## Exercise brief:
Look for "query" in the listing below. Gather each line that contains it.

=======

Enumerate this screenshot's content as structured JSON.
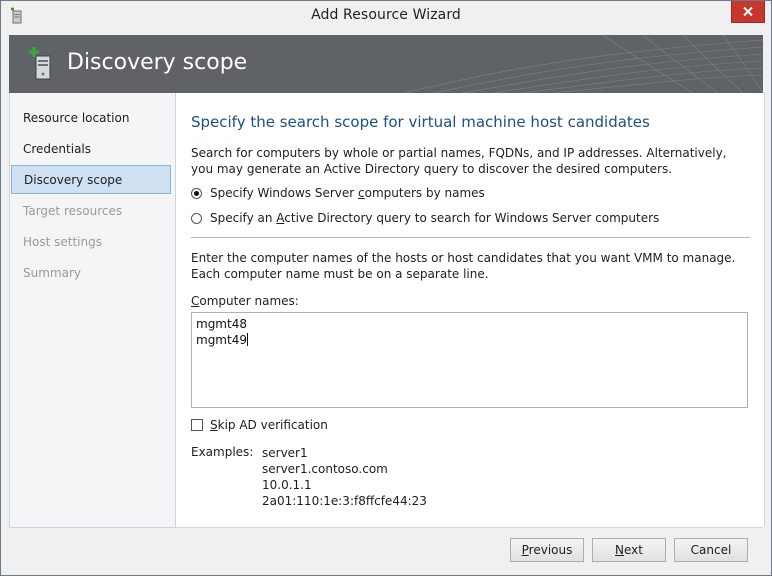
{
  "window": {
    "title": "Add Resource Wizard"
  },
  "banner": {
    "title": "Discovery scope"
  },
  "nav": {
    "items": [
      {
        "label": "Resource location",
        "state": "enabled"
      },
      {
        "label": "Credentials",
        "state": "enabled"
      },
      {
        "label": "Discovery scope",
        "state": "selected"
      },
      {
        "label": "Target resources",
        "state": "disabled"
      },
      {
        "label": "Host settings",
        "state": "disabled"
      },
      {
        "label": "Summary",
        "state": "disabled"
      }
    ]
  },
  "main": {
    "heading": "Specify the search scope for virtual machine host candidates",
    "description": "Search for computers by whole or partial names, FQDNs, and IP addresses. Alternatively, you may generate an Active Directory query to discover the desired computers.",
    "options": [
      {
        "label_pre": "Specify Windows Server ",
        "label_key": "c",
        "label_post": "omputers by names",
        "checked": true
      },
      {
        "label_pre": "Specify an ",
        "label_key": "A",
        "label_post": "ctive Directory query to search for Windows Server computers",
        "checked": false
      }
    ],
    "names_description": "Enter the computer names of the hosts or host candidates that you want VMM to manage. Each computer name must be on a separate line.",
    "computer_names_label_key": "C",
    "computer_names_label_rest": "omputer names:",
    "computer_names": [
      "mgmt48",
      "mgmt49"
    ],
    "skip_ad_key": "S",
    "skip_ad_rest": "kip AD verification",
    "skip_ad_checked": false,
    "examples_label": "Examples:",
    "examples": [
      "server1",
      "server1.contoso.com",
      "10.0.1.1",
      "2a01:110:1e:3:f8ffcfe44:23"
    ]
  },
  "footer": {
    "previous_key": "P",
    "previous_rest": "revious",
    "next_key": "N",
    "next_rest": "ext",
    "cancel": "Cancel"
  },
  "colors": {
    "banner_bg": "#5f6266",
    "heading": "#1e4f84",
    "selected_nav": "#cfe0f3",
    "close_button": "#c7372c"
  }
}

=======

## Output for this exercise:
    "description": "Search for computers by whole or partial names, FQDNs, and IP addresses. Alternatively, you may generate an Active Directory query to discover the desired computers.",
        "label_post": "ctive Directory query to search for Windows Server computers",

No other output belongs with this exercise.